Exercise requirements:
For the word "name", return each line of the data in which it occurs.

(Records from a data source)
○ ○ ○ ○
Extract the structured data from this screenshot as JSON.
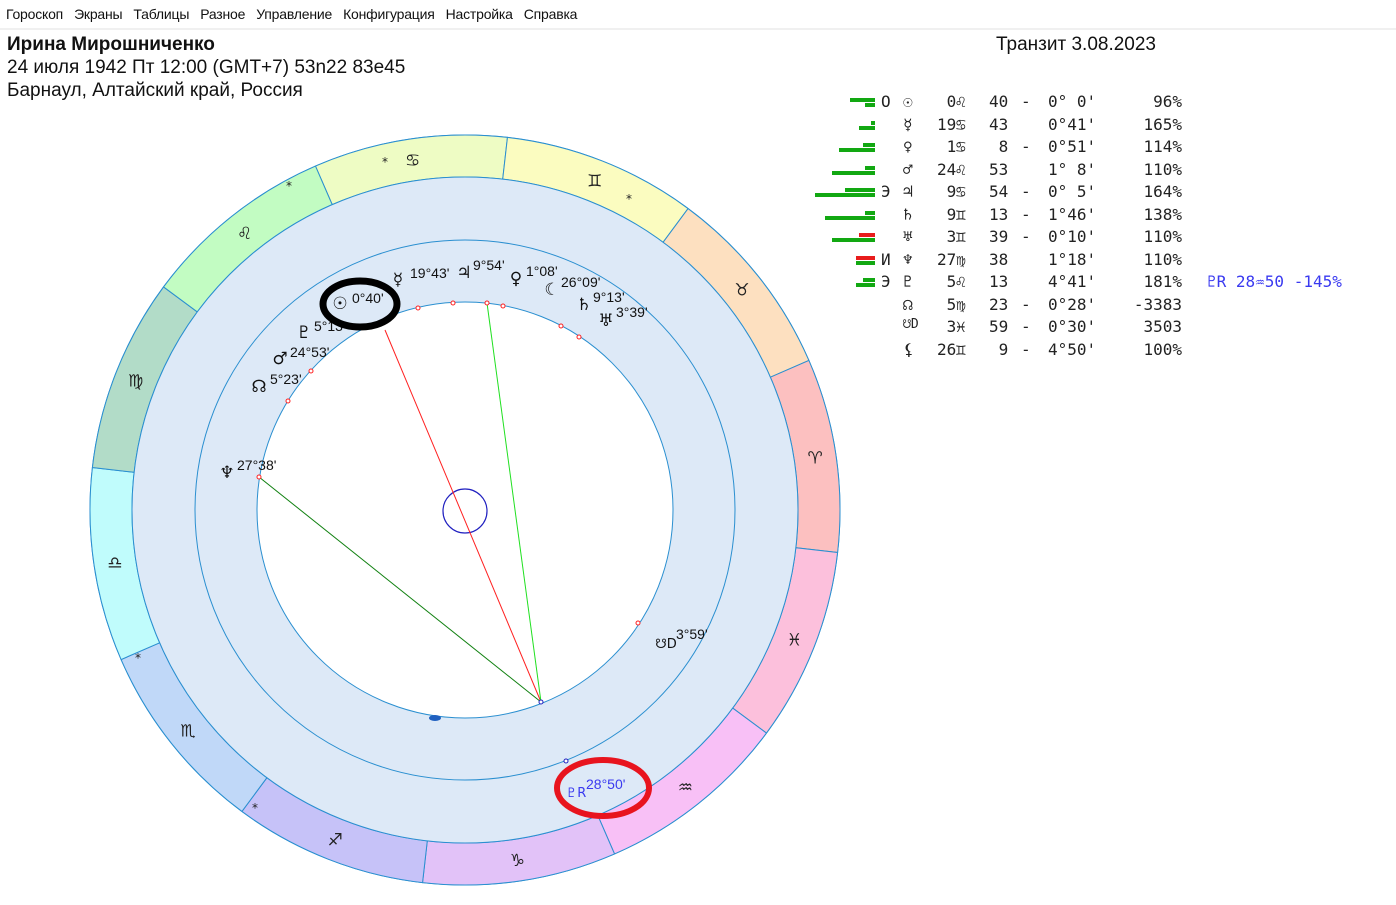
{
  "menu": [
    "Гороскоп",
    "Экраны",
    "Таблицы",
    "Разное",
    "Управление",
    "Конфигурация",
    "Настройка",
    "Справка"
  ],
  "header": {
    "name": "Ирина Мирошниченко",
    "birth": "24 июля 1942  Пт  12:00 (GMT+7) 53n22  83e45",
    "place": "Барнаул, Алтайский край, Россия",
    "transit": "Транзит  3.08.2023"
  },
  "colors": {
    "ring": "#dde9f7",
    "circle_line": "#2a8fd0",
    "highlight_black": "#000000",
    "highlight_red": "#e8141e",
    "retro_blue": "#3a3af0",
    "bar_green": "#12a812",
    "bar_red": "#e81c1c"
  },
  "zodiac": [
    {
      "sign": "cancer",
      "glyph": "♋",
      "color": "#eefcc4"
    },
    {
      "sign": "gemini",
      "glyph": "♊",
      "color": "#fbfcc0"
    },
    {
      "sign": "taurus",
      "glyph": "♉",
      "color": "#fde0c0"
    },
    {
      "sign": "aries",
      "glyph": "♈",
      "color": "#fcc0c0"
    },
    {
      "sign": "pisces",
      "glyph": "♓",
      "color": "#fcc0dc"
    },
    {
      "sign": "aquarius",
      "glyph": "♒",
      "color": "#f8c0f6"
    },
    {
      "sign": "capricorn",
      "glyph": "♑",
      "color": "#e2c2f8"
    },
    {
      "sign": "sagittarius",
      "glyph": "♐",
      "color": "#c6c2f8"
    },
    {
      "sign": "scorpio",
      "glyph": "♏",
      "color": "#c0d8f8"
    },
    {
      "sign": "libra",
      "glyph": "♎",
      "color": "#c0fcfc"
    },
    {
      "sign": "virgo",
      "glyph": "♍",
      "color": "#b2dcc8"
    },
    {
      "sign": "leo",
      "glyph": "♌",
      "color": "#c2fcc2"
    }
  ],
  "zodiac_marks": [
    "*",
    "*",
    "*",
    "*",
    "*"
  ],
  "wheel_planets": [
    {
      "planet": "sun",
      "glyph": "☉",
      "label": "0°40'"
    },
    {
      "planet": "mercury",
      "glyph": "☿",
      "label": "19°43'"
    },
    {
      "planet": "jupiter",
      "glyph": "♃",
      "label": "9°54'"
    },
    {
      "planet": "venus",
      "glyph": "♀",
      "label": "1°08'"
    },
    {
      "planet": "moon",
      "glyph": "☾",
      "label": "26°09'"
    },
    {
      "planet": "saturn",
      "glyph": "♄",
      "label": "9°13'"
    },
    {
      "planet": "uranus",
      "glyph": "♅",
      "label": "3°39'"
    },
    {
      "planet": "pluto",
      "glyph": "♇",
      "label": "5°13'"
    },
    {
      "planet": "mars",
      "glyph": "♂",
      "label": "24°53'"
    },
    {
      "planet": "north-node",
      "glyph": "☊",
      "label": "5°23'"
    },
    {
      "planet": "neptune",
      "glyph": "♆",
      "label": "27°38'"
    },
    {
      "planet": "south-node",
      "glyph": "☋D",
      "label": "3°59'"
    },
    {
      "planet": "transit-pluto",
      "glyph": "♇R",
      "label": "28°50'"
    }
  ],
  "table": [
    {
      "mark": "О",
      "glyph": "☉",
      "deg": " 0",
      "sign": "♌",
      "min": "40",
      "dash": "-",
      "orb": "0° 0'",
      "pct": "96%",
      "bars": [
        {
          "v": 25,
          "c": "green"
        },
        {
          "v": 10,
          "c": "green"
        }
      ]
    },
    {
      "mark": "",
      "glyph": "☿",
      "deg": "19",
      "sign": "♋",
      "min": "43",
      "dash": "",
      "orb": "0°41'",
      "pct": "165%",
      "bars": [
        {
          "v": 4,
          "c": "green"
        },
        {
          "v": 16,
          "c": "green"
        }
      ]
    },
    {
      "mark": "",
      "glyph": "♀",
      "deg": " 1",
      "sign": "♋",
      "min": " 8",
      "dash": "-",
      "orb": "0°51'",
      "pct": "114%",
      "bars": [
        {
          "v": 12,
          "c": "green"
        },
        {
          "v": 36,
          "c": "green"
        }
      ]
    },
    {
      "mark": "",
      "glyph": "♂",
      "deg": "24",
      "sign": "♌",
      "min": "53",
      "dash": "",
      "orb": "1° 8'",
      "pct": "110%",
      "bars": [
        {
          "v": 10,
          "c": "green"
        },
        {
          "v": 43,
          "c": "green"
        }
      ]
    },
    {
      "mark": "Э",
      "glyph": "♃",
      "deg": " 9",
      "sign": "♋",
      "min": "54",
      "dash": "-",
      "orb": "0° 5'",
      "pct": "164%",
      "bars": [
        {
          "v": 30,
          "c": "green"
        },
        {
          "v": 60,
          "c": "green"
        }
      ]
    },
    {
      "mark": "",
      "glyph": "♄",
      "deg": " 9",
      "sign": "♊",
      "min": "13",
      "dash": "-",
      "orb": "1°46'",
      "pct": "138%",
      "bars": [
        {
          "v": 10,
          "c": "green"
        },
        {
          "v": 50,
          "c": "green"
        }
      ]
    },
    {
      "mark": "",
      "glyph": "♅",
      "deg": " 3",
      "sign": "♊",
      "min": "39",
      "dash": "-",
      "orb": "0°10'",
      "pct": "110%",
      "bars": [
        {
          "v": 16,
          "c": "red"
        },
        {
          "v": 43,
          "c": "green"
        }
      ]
    },
    {
      "mark": "И",
      "glyph": "♆",
      "deg": "27",
      "sign": "♍",
      "min": "38",
      "dash": "",
      "orb": "1°18'",
      "pct": "110%",
      "bars": [
        {
          "v": 19,
          "c": "red"
        },
        {
          "v": 19,
          "c": "green"
        }
      ]
    },
    {
      "mark": "Э",
      "glyph": "♇",
      "deg": " 5",
      "sign": "♌",
      "min": "13",
      "dash": "",
      "orb": "4°41'",
      "pct": "181%",
      "bars": [
        {
          "v": 12,
          "c": "green"
        },
        {
          "v": 19,
          "c": "green"
        }
      ],
      "extra": "♇R 28♒50 -145%"
    },
    {
      "mark": "",
      "glyph": "☊",
      "deg": " 5",
      "sign": "♍",
      "min": "23",
      "dash": "-",
      "orb": "0°28'",
      "pct": "-3383",
      "bars": []
    },
    {
      "mark": "",
      "glyph": "☋D",
      "deg": " 3",
      "sign": "♓",
      "min": "59",
      "dash": "-",
      "orb": "0°30'",
      "pct": "3503",
      "bars": []
    },
    {
      "mark": "",
      "glyph": "⚸",
      "deg": "26",
      "sign": "♊",
      "min": " 9",
      "dash": "-",
      "orb": "4°50'",
      "pct": "100%",
      "bars": []
    }
  ]
}
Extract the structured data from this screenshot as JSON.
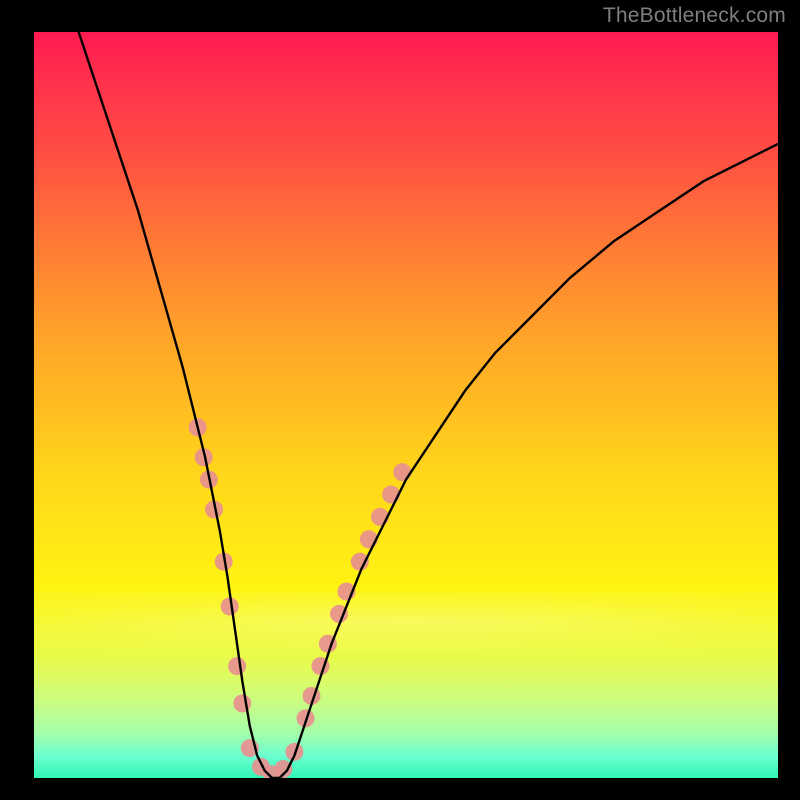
{
  "watermark": "TheBottleneck.com",
  "chart_data": {
    "type": "line",
    "title": "",
    "xlabel": "",
    "ylabel": "",
    "xlim": [
      0,
      100
    ],
    "ylim": [
      0,
      100
    ],
    "grid": false,
    "annotations": [],
    "series": [
      {
        "name": "curve",
        "color": "#000000",
        "x": [
          6,
          8,
          10,
          12,
          14,
          16,
          18,
          20,
          22,
          23,
          24,
          25,
          26,
          27,
          28,
          29,
          30,
          31,
          32,
          33,
          34,
          35,
          36,
          38,
          40,
          42,
          44,
          47,
          50,
          54,
          58,
          62,
          67,
          72,
          78,
          84,
          90,
          96,
          100
        ],
        "y": [
          100,
          94,
          88,
          82,
          76,
          69,
          62,
          55,
          47,
          43,
          38,
          33,
          27,
          20,
          13,
          7,
          3,
          1,
          0,
          0,
          1,
          3,
          6,
          12,
          18,
          23,
          28,
          34,
          40,
          46,
          52,
          57,
          62,
          67,
          72,
          76,
          80,
          83,
          85
        ]
      }
    ],
    "markers": [
      {
        "name": "dots-left",
        "color": "#e89090",
        "radius": 9,
        "points": [
          {
            "x": 22.0,
            "y": 47
          },
          {
            "x": 22.8,
            "y": 43
          },
          {
            "x": 23.5,
            "y": 40
          },
          {
            "x": 24.2,
            "y": 36
          },
          {
            "x": 25.5,
            "y": 29
          },
          {
            "x": 26.3,
            "y": 23
          },
          {
            "x": 27.3,
            "y": 15
          },
          {
            "x": 28.0,
            "y": 10
          }
        ]
      },
      {
        "name": "dots-bottom",
        "color": "#e89090",
        "radius": 9,
        "points": [
          {
            "x": 29.0,
            "y": 4
          },
          {
            "x": 30.5,
            "y": 1.5
          },
          {
            "x": 32.0,
            "y": 0.5
          },
          {
            "x": 33.5,
            "y": 1.2
          },
          {
            "x": 35.0,
            "y": 3.5
          }
        ]
      },
      {
        "name": "dots-right",
        "color": "#e89090",
        "radius": 9,
        "points": [
          {
            "x": 36.5,
            "y": 8
          },
          {
            "x": 37.3,
            "y": 11
          },
          {
            "x": 38.5,
            "y": 15
          },
          {
            "x": 39.5,
            "y": 18
          },
          {
            "x": 41.0,
            "y": 22
          },
          {
            "x": 42.0,
            "y": 25
          },
          {
            "x": 43.8,
            "y": 29
          },
          {
            "x": 45.0,
            "y": 32
          },
          {
            "x": 46.5,
            "y": 35
          },
          {
            "x": 48.0,
            "y": 38
          },
          {
            "x": 49.5,
            "y": 41
          }
        ]
      }
    ],
    "background_gradient": {
      "top": "#ff1a52",
      "mid": "#ffe716",
      "bottom": "#31f5b6"
    }
  }
}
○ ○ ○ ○
Written reply:
    "name": "Ирина Мирошниченко",
        "name": "curve",
        "name": "dots-left",
        "name": "dots-bottom",
        "name": "dots-right",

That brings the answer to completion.